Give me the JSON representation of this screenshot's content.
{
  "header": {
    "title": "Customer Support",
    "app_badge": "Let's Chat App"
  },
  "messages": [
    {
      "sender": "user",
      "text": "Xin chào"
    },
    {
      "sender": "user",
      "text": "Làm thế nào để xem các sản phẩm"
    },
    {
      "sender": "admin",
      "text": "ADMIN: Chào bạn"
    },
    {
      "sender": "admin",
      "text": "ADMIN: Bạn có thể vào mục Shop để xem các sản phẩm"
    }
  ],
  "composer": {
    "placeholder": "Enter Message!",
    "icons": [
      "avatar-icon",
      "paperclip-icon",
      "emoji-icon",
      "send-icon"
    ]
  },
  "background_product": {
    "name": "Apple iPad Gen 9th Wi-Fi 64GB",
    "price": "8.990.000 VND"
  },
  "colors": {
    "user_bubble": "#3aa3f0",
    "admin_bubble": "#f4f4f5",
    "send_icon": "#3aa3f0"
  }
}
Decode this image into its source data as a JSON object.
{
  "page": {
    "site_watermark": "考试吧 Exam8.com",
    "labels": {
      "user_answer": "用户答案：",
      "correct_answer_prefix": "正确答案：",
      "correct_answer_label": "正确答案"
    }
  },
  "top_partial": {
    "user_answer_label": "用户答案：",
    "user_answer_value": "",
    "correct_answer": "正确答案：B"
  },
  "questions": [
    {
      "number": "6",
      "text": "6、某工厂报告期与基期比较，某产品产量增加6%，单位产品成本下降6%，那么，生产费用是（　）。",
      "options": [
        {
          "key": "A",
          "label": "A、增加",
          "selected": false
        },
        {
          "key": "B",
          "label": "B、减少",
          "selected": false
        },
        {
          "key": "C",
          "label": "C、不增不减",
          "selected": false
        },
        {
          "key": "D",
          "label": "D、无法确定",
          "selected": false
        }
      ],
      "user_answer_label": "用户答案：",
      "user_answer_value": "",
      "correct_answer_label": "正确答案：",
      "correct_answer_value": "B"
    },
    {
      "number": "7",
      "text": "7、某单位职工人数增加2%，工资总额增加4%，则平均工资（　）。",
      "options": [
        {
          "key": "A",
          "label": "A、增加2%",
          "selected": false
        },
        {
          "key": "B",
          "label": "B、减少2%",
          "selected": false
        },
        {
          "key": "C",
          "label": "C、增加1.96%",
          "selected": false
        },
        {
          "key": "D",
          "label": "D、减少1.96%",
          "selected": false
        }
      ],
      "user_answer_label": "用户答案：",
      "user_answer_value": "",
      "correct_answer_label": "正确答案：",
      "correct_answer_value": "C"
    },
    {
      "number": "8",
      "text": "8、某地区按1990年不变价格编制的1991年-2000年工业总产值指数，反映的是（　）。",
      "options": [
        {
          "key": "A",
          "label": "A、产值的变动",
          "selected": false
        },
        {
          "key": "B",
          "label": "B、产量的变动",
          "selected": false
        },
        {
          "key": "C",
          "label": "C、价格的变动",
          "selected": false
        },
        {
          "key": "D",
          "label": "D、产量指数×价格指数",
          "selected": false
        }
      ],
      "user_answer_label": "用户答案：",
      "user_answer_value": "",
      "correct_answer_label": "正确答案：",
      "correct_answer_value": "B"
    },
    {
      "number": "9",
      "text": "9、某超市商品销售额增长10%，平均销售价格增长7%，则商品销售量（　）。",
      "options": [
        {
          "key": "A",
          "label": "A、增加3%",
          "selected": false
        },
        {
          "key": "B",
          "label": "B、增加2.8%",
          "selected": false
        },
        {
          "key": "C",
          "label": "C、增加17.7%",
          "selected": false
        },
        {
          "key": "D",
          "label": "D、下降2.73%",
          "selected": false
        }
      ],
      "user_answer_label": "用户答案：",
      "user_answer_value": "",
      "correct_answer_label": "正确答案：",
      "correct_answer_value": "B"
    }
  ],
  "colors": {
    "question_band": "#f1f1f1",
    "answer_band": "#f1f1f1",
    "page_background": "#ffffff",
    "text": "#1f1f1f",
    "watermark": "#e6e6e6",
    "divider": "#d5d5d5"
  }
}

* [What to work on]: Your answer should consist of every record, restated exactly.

* [Your response]:
Give me the JSON representation of this screenshot's content.
{
  "header": {
    "title": "Customer Support",
    "app_badge": "Let's Chat App"
  },
  "messages": [
    {
      "sender": "user",
      "text": "Xin chào"
    },
    {
      "sender": "user",
      "text": "Làm thế nào để xem các sản phẩm"
    },
    {
      "sender": "admin",
      "text": "ADMIN: Chào bạn"
    },
    {
      "sender": "admin",
      "text": "ADMIN: Bạn có thể vào mục Shop để xem các sản phẩm"
    }
  ],
  "composer": {
    "placeholder": "Enter Message!",
    "icons": [
      "avatar-icon",
      "paperclip-icon",
      "emoji-icon",
      "send-icon"
    ]
  },
  "background_product": {
    "name": "Apple iPad Gen 9th Wi-Fi 64GB",
    "price": "8.990.000 VND"
  },
  "colors": {
    "user_bubble": "#3aa3f0",
    "admin_bubble": "#f4f4f5",
    "send_icon": "#3aa3f0"
  }
}
Decode this image into its source data as a JSON object.
{
  "page": {
    "site_watermark": "考试吧 Exam8.com",
    "labels": {
      "user_answer": "用户答案：",
      "correct_answer_prefix": "正确答案：",
      "correct_answer_label": "正确答案"
    }
  },
  "top_partial": {
    "user_answer_label": "用户答案：",
    "user_answer_value": "",
    "correct_answer": "正确答案：B"
  },
  "questions": [
    {
      "number": "6",
      "text": "6、某工厂报告期与基期比较，某产品产量增加6%，单位产品成本下降6%，那么，生产费用是（　）。",
      "options": [
        {
          "key": "A",
          "label": "A、增加",
          "selected": false
        },
        {
          "key": "B",
          "label": "B、减少",
          "selected": false
        },
        {
          "key": "C",
          "label": "C、不增不减",
          "selected": false
        },
        {
          "key": "D",
          "label": "D、无法确定",
          "selected": false
        }
      ],
      "user_answer_label": "用户答案：",
      "user_answer_value": "",
      "correct_answer_label": "正确答案：",
      "correct_answer_value": "B"
    },
    {
      "number": "7",
      "text": "7、某单位职工人数增加2%，工资总额增加4%，则平均工资（　）。",
      "options": [
        {
          "key": "A",
          "label": "A、增加2%",
          "selected": false
        },
        {
          "key": "B",
          "label": "B、减少2%",
          "selected": false
        },
        {
          "key": "C",
          "label": "C、增加1.96%",
          "selected": false
        },
        {
          "key": "D",
          "label": "D、减少1.96%",
          "selected": false
        }
      ],
      "user_answer_label": "用户答案：",
      "user_answer_value": "",
      "correct_answer_label": "正确答案：",
      "correct_answer_value": "C"
    },
    {
      "number": "8",
      "text": "8、某地区按1990年不变价格编制的1991年-2000年工业总产值指数，反映的是（　）。",
      "options": [
        {
          "key": "A",
          "label": "A、产值的变动",
          "selected": false
        },
        {
          "key": "B",
          "label": "B、产量的变动",
          "selected": false
        },
        {
          "key": "C",
          "label": "C、价格的变动",
          "selected": false
        },
        {
          "key": "D",
          "label": "D、产量指数×价格指数",
          "selected": false
        }
      ],
      "user_answer_label": "用户答案：",
      "user_answer_value": "",
      "correct_answer_label": "正确答案：",
      "correct_answer_value": "B"
    },
    {
      "number": "9",
      "text": "9、某超市商品销售额增长10%，平均销售价格增长7%，则商品销售量（　）。",
      "options": [
        {
          "key": "A",
          "label": "A、增加3%",
          "selected": false
        },
        {
          "key": "B",
          "label": "B、增加2.8%",
          "selected": false
        },
        {
          "key": "C",
          "label": "C、增加17.7%",
          "selected": false
        },
        {
          "key": "D",
          "label": "D、下降2.73%",
          "selected": false
        }
      ],
      "user_answer_label": "用户答案：",
      "user_answer_value": "",
      "correct_answer_label": "正确答案：",
      "correct_answer_value": "B"
    }
  ],
  "colors": {
    "question_band": "#f1f1f1",
    "answer_band": "#f1f1f1",
    "page_background": "#ffffff",
    "text": "#1f1f1f",
    "watermark": "#e6e6e6",
    "divider": "#d5d5d5"
  }
}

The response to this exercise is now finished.